As a member of The London Writers’ Café you have an array of formats to choose from. They do feedback sessions where some members read their work. ‘It’s up to people, there’s never any pressure to read,’ said Goll, who moderates these meet ups. ‘I make sure that it’s all really constructive and the person goes away with some positive notes and perhaps some room for improvement.’

There are also workshops to attend, run by professional teachers and lecturers giving classes on specific Creative Writing topics. But that’s not all; Goll also organizes talks by publishers, literary agents, editors and authors, giving members a chance to learn more about the industry and make connections.

Another perk of joining is the LWC’s sponsors. Goll revealed that ‘some of them offer special discounts and offers for members. You get access to organisations, competitions and information that perhaps it’d be harder to find if you’re on your own.’

The group is diverse, catering to all types of fiction writers, from novelists to screenwriters, from playwrights to poets, the forms are broad and varied. Goll is confident that this mixture is strongly beneficial for the members. ‘They can learn from each other,’ she said. But it’s not only the forms that set the writers apart. Goll revealed that ‘they’re different ages and from all different backgrounds. They’re all from very beginner up to people who have perhaps finished one novel, they’ve even published one novel and working on a second.’ Some have gone down the self-publishing route while others have now secured an agent.

Anyone can apply as long as they live in London and have started working on a project. ‘If they’re just thinking about writing or they’ve always wanted to write but haven’t actually started, then I would say that they’re probably not quite ready for us,’ she explained.
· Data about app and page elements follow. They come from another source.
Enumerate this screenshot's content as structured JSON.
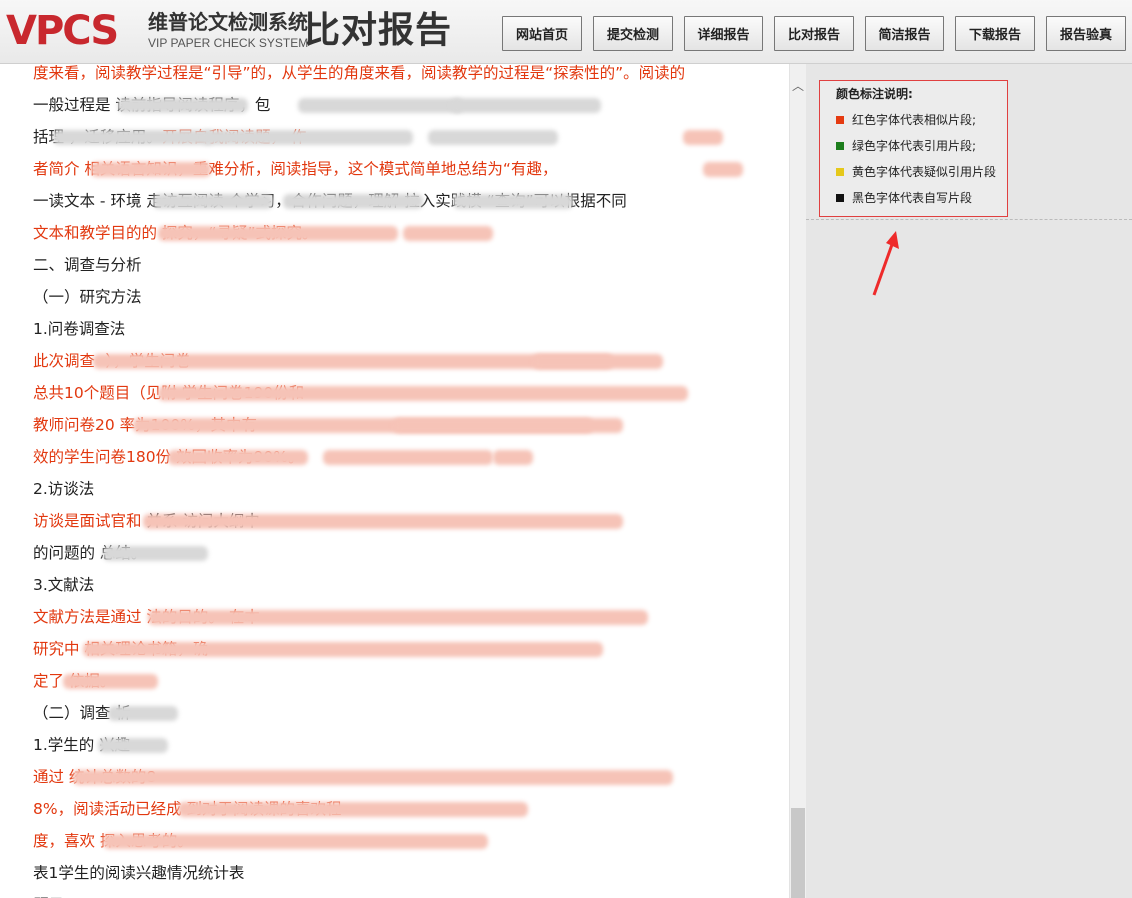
{
  "header": {
    "logo_text": "VPCS",
    "logo_cn": "维普论文检测系统",
    "logo_en": "VIP PAPER CHECK SYSTEM",
    "report_title": "比对报告",
    "nav": [
      "网站首页",
      "提交检测",
      "详细报告",
      "比对报告",
      "简洁报告",
      "下载报告",
      "报告验真"
    ]
  },
  "doc": {
    "lines": [
      {
        "color": "red",
        "text": "度来看，阅读教学过程是“引导”的，从学生的角度来看，阅读教学的过程是“探索性的”。阅读的"
      },
      {
        "color": "black",
        "text": "一般过程是                                                                     读前指导阅读程序，包"
      },
      {
        "color": "black",
        "text": "括理                                                          ，迁移应用。",
        "tail_red": "开展自我阅读题，  作"
      },
      {
        "color": "red",
        "text": "者简介                      相关语言知识，重难分析，阅读指导，这个模式简单地总结为“有趣，"
      },
      {
        "color": "black",
        "text": "一读文本 - 环境  走访互阅读    个学习，合作问题，理解  拉入实践模            “查询”可以根据不同"
      },
      {
        "color": "red",
        "text": "文本和教学目的的                                                   探究，“寻疑”式探究。"
      },
      {
        "color": "black",
        "text": "二、调查与分析"
      },
      {
        "color": "black",
        "text": "（一）研究方法"
      },
      {
        "color": "black",
        "text": "1.问卷调查法"
      },
      {
        "color": "red",
        "text": "此次调查                                                                          -），学生问卷"
      },
      {
        "color": "red",
        "text": "总共10个题目（见附                                                       学生问卷190份和"
      },
      {
        "color": "red",
        "text": "教师问卷20                                                                         率为100%，其中有"
      },
      {
        "color": "red",
        "text": "效的学生问卷180份                                                   效回收率为90%。"
      },
      {
        "color": "black",
        "text": "2.访谈法"
      },
      {
        "color": "red",
        "text": "访谈是面试官和                                                          ",
        "tail_black": "并系        访问大纲中"
      },
      {
        "color": "black",
        "text": "的问题的                       总结。"
      },
      {
        "color": "black",
        "text": "3.文献法"
      },
      {
        "color": "red",
        "text": "文献方法是通过                                                                      法的目的。 在本"
      },
      {
        "color": "red",
        "text": "研究中                                                                                     相关理论书籍，确"
      },
      {
        "color": "red",
        "text": "定了                      依据。"
      },
      {
        "color": "black",
        "text": "（二）调查                析"
      },
      {
        "color": "black",
        "text": "1.学生的             兴趣"
      },
      {
        "color": "red",
        "text": "通过                                                                              统计总数的8"
      },
      {
        "color": "red",
        "text": "8%，阅读活动已经成                                                                   到对于阅读课的喜欢程"
      },
      {
        "color": "red",
        "text": "度，喜欢                                                                       探入思考的。"
      },
      {
        "color": "black",
        "text": "表1学生的阅读兴趣情况统计表"
      },
      {
        "color": "black",
        "text": "题目"
      }
    ]
  },
  "legend": {
    "title": "颜色标注说明:",
    "items": [
      {
        "label": "红色字体代表相似片段;",
        "color": "#e53a10"
      },
      {
        "label": "绿色字体代表引用片段;",
        "color": "#1c7d1c"
      },
      {
        "label": "黄色字体代表疑似引用片段",
        "color": "#e5c81a"
      },
      {
        "label": "黑色字体代表自写片段",
        "color": "#111111"
      }
    ]
  }
}
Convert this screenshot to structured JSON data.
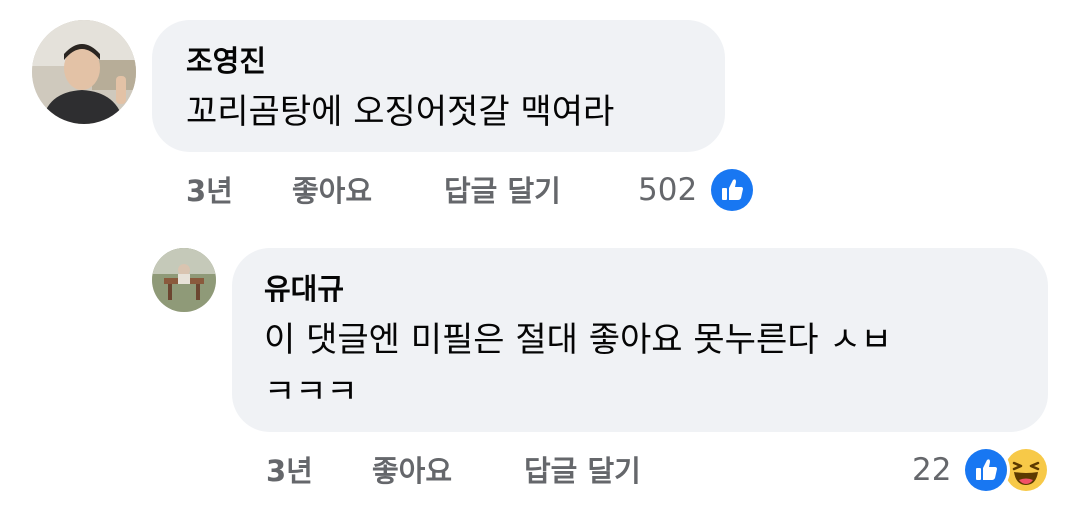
{
  "comments": [
    {
      "author": "조영진",
      "text": "꼬리곰탕에 오징어젓갈 맥여라",
      "time": "3년",
      "like_label": "좋아요",
      "reply_label": "답글 달기",
      "reaction_count": "502",
      "reactions": [
        "like-icon"
      ]
    },
    {
      "author": "유대규",
      "text_line1": "이 댓글엔 미필은 절대 좋아요 못누른다 ㅅㅂ",
      "text_line2": "ㅋㅋㅋ",
      "time": "3년",
      "like_label": "좋아요",
      "reply_label": "답글 달기",
      "reaction_count": "22",
      "reactions": [
        "like-icon",
        "haha-icon"
      ]
    }
  ],
  "colors": {
    "bubble": "#f0f2f5",
    "action_text": "#65676b",
    "like_blue": "#1877f2",
    "haha_yellow": "#f7c948"
  }
}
The group is the perfect space for any Creative Writing student to receive more invaluable feedback from fellow writers outside of their university course.

You might be thinking that it’s all work and no play, but that’s not the case. ‘I’ve made a lot of great friends in the group’, said Goll. ‘That’s a really nice thing to have, a group of friends who you can just talk about writing and really geek out [with]’. They often have a drink and talk after sessions in a more relaxed setting, adding to that strong community bond – something that Goll adores. ‘I think it’s all about getting writers from all over to come together’.

What’s the future for LWC? According to Goll, quality is the main priority. ‘I think [it] works best when we have just a couple of sessions that are very well formed, so that’s what we’re going to focus on this year. It’s going to be more about quality feedback sessions and making some talks and workshops that people really need. In terms of the next twelve months, that’s where we are. Beyond that, I’m never sure. It goes in completely its own direction. It kind of has a destiny all of its own’.

After a decade of helping writers advance and develop, The London Writers’ Café’s birthday is definitely something to celebrate.

For more information on prices and dates visit The London Writers’ Café’s website HERE